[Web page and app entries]
·····
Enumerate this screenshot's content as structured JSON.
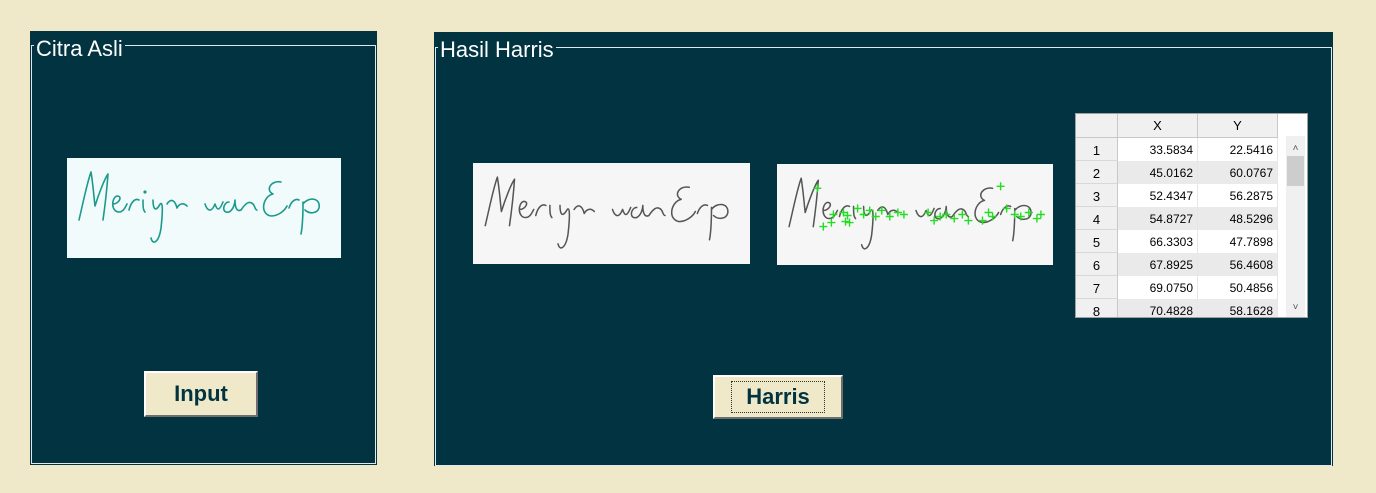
{
  "left_panel": {
    "title": "Citra Asli",
    "image_label": "Merijn van Erp",
    "button_label": "Input"
  },
  "right_panel": {
    "title": "Hasil Harris",
    "gray_image_label": "Merijn van Erp",
    "corner_image_label": "Merijn van Erp",
    "button_label": "Harris",
    "table": {
      "columns": [
        "X",
        "Y"
      ],
      "rows": [
        {
          "index": "1",
          "x": "33.5834",
          "y": "22.5416"
        },
        {
          "index": "2",
          "x": "45.0162",
          "y": "60.0767"
        },
        {
          "index": "3",
          "x": "52.4347",
          "y": "56.2875"
        },
        {
          "index": "4",
          "x": "54.8727",
          "y": "48.5296"
        },
        {
          "index": "5",
          "x": "66.3303",
          "y": "47.7898"
        },
        {
          "index": "6",
          "x": "67.8925",
          "y": "56.4608"
        },
        {
          "index": "7",
          "x": "69.0750",
          "y": "50.4856"
        },
        {
          "index": "8",
          "x": "70.4828",
          "y": "58.1628"
        }
      ]
    }
  },
  "colors": {
    "background": "#efe9ca",
    "panel": "#013440",
    "signature_teal": "#1a9a8c",
    "signature_gray": "#555555",
    "marker_green": "#22dd22"
  }
}
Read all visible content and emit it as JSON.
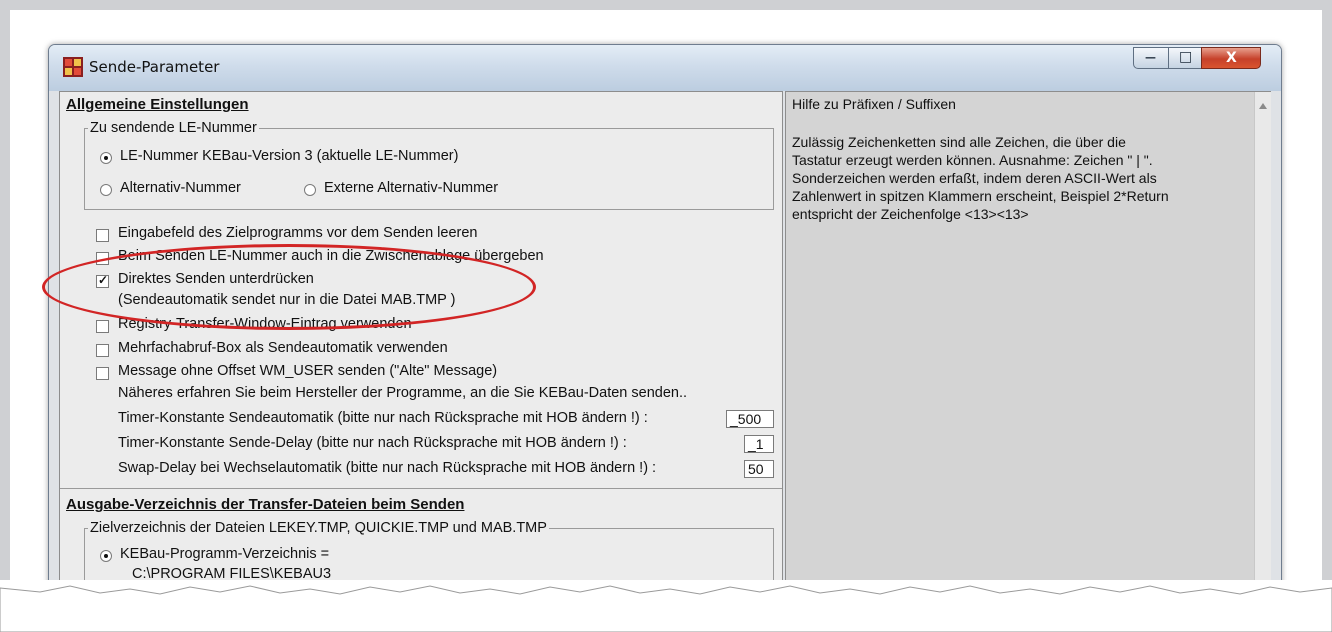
{
  "window": {
    "title": "Sende-Parameter",
    "buttons": {
      "minimize": "—",
      "maximize": "□",
      "close": "X"
    }
  },
  "general": {
    "header": "Allgemeine Einstellungen",
    "le_group": {
      "legend": "Zu sendende LE-Nummer",
      "opt1": "LE-Nummer KEBau-Version 3 (aktuelle LE-Nummer)",
      "opt2": "Alternativ-Nummer",
      "opt3": "Externe Alternativ-Nummer"
    },
    "checkboxes": [
      {
        "label": "Eingabefeld des Zielprogramms vor dem Senden leeren",
        "checked": false
      },
      {
        "label": "Beim Senden LE-Nummer auch in die Zwischenablage übergeben",
        "checked": false
      },
      {
        "label": "Direktes Senden unterdrücken",
        "checked": true
      },
      {
        "label": "Registry-Transfer-Window-Eintrag verwenden",
        "checked": false
      },
      {
        "label": "Mehrfachabruf-Box als Sendeautomatik verwenden",
        "checked": false
      },
      {
        "label": "Message ohne Offset WM_USER senden (\"Alte\" Message)",
        "checked": false
      }
    ],
    "direct_note": "(Sendeautomatik sendet nur in die Datei MAB.TMP )",
    "manufacturer_note": "Näheres erfahren Sie beim Hersteller der Programme, an die Sie KEBau-Daten senden..",
    "timers": [
      {
        "label": "Timer-Konstante Sendeautomatik (bitte nur nach Rücksprache mit HOB ändern !) :",
        "value": "_500"
      },
      {
        "label": "Timer-Konstante Sende-Delay (bitte nur nach Rücksprache mit HOB ändern !) :",
        "value": "_1"
      },
      {
        "label": "Swap-Delay bei Wechselautomatik (bitte nur nach Rücksprache mit HOB ändern !) :",
        "value": "50"
      }
    ]
  },
  "output": {
    "header": "Ausgabe-Verzeichnis der Transfer-Dateien beim Senden",
    "legend": "Zielverzeichnis der Dateien  LEKEY.TMP, QUICKIE.TMP und MAB.TMP",
    "opt1": "KEBau-Programm-Verzeichnis =",
    "path": "C:\\PROGRAM FILES\\KEBAU3"
  },
  "help": {
    "title": "Hilfe zu Präfixen / Suffixen",
    "lines": [
      "Zulässig Zeichenketten sind  alle Zeichen, die über die",
      "Tastatur erzeugt werden können.  Ausnahme: Zeichen \" | \".",
      "Sonderzeichen werden erfaßt, indem deren ASCII-Wert als",
      "Zahlenwert in spitzen Klammern erscheint, Beispiel 2*Return",
      "entspricht der Zeichenfolge  <13><13>"
    ]
  },
  "colors": {
    "annotation": "#d22525",
    "titlebar": "#cfdceb",
    "panel": "#ececec"
  }
}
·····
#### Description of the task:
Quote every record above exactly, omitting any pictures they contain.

#### Expected answer:
Enumerate this screenshot's content as structured JSON.
{
  "left_panel": {
    "title": "Citra Asli",
    "image_label": "Merijn van Erp",
    "button_label": "Input"
  },
  "right_panel": {
    "title": "Hasil Harris",
    "gray_image_label": "Merijn van Erp",
    "corner_image_label": "Merijn van Erp",
    "button_label": "Harris",
    "table": {
      "columns": [
        "X",
        "Y"
      ],
      "rows": [
        {
          "index": "1",
          "x": "33.5834",
          "y": "22.5416"
        },
        {
          "index": "2",
          "x": "45.0162",
          "y": "60.0767"
        },
        {
          "index": "3",
          "x": "52.4347",
          "y": "56.2875"
        },
        {
          "index": "4",
          "x": "54.8727",
          "y": "48.5296"
        },
        {
          "index": "5",
          "x": "66.3303",
          "y": "47.7898"
        },
        {
          "index": "6",
          "x": "67.8925",
          "y": "56.4608"
        },
        {
          "index": "7",
          "x": "69.0750",
          "y": "50.4856"
        },
        {
          "index": "8",
          "x": "70.4828",
          "y": "58.1628"
        }
      ]
    }
  },
  "colors": {
    "background": "#efe9ca",
    "panel": "#013440",
    "signature_teal": "#1a9a8c",
    "signature_gray": "#555555",
    "marker_green": "#22dd22"
  }
}
Read all visible content and emit it as JSON.
{
  "window": {
    "title": "Sende-Parameter",
    "buttons": {
      "minimize": "—",
      "maximize": "□",
      "close": "X"
    }
  },
  "general": {
    "header": "Allgemeine Einstellungen",
    "le_group": {
      "legend": "Zu sendende LE-Nummer",
      "opt1": "LE-Nummer KEBau-Version 3 (aktuelle LE-Nummer)",
      "opt2": "Alternativ-Nummer",
      "opt3": "Externe Alternativ-Nummer"
    },
    "checkboxes": [
      {
        "label": "Eingabefeld des Zielprogramms vor dem Senden leeren",
        "checked": false
      },
      {
        "label": "Beim Senden LE-Nummer auch in die Zwischenablage übergeben",
        "checked": false
      },
      {
        "label": "Direktes Senden unterdrücken",
        "checked": true
      },
      {
        "label": "Registry-Transfer-Window-Eintrag verwenden",
        "checked": false
      },
      {
        "label": "Mehrfachabruf-Box als Sendeautomatik verwenden",
        "checked": false
      },
      {
        "label": "Message ohne Offset WM_USER senden (\"Alte\" Message)",
        "checked": false
      }
    ],
    "direct_note": "(Sendeautomatik sendet nur in die Datei MAB.TMP )",
    "manufacturer_note": "Näheres erfahren Sie beim Hersteller der Programme, an die Sie KEBau-Daten senden..",
    "timers": [
      {
        "label": "Timer-Konstante Sendeautomatik (bitte nur nach Rücksprache mit HOB ändern !) :",
        "value": "_500"
      },
      {
        "label": "Timer-Konstante Sende-Delay (bitte nur nach Rücksprache mit HOB ändern !) :",
        "value": "_1"
      },
      {
        "label": "Swap-Delay bei Wechselautomatik (bitte nur nach Rücksprache mit HOB ändern !) :",
        "value": "50"
      }
    ]
  },
  "output": {
    "header": "Ausgabe-Verzeichnis der Transfer-Dateien beim Senden",
    "legend": "Zielverzeichnis der Dateien  LEKEY.TMP, QUICKIE.TMP und MAB.TMP",
    "opt1": "KEBau-Programm-Verzeichnis =",
    "path": "C:\\PROGRAM FILES\\KEBAU3"
  },
  "help": {
    "title": "Hilfe zu Präfixen / Suffixen",
    "lines": [
      "Zulässig Zeichenketten sind  alle Zeichen, die über die",
      "Tastatur erzeugt werden können.  Ausnahme: Zeichen \" | \".",
      "Sonderzeichen werden erfaßt, indem deren ASCII-Wert als",
      "Zahlenwert in spitzen Klammern erscheint, Beispiel 2*Return",
      "entspricht der Zeichenfolge  <13><13>"
    ]
  },
  "colors": {
    "annotation": "#d22525",
    "titlebar": "#cfdceb",
    "panel": "#ececec"
  }
}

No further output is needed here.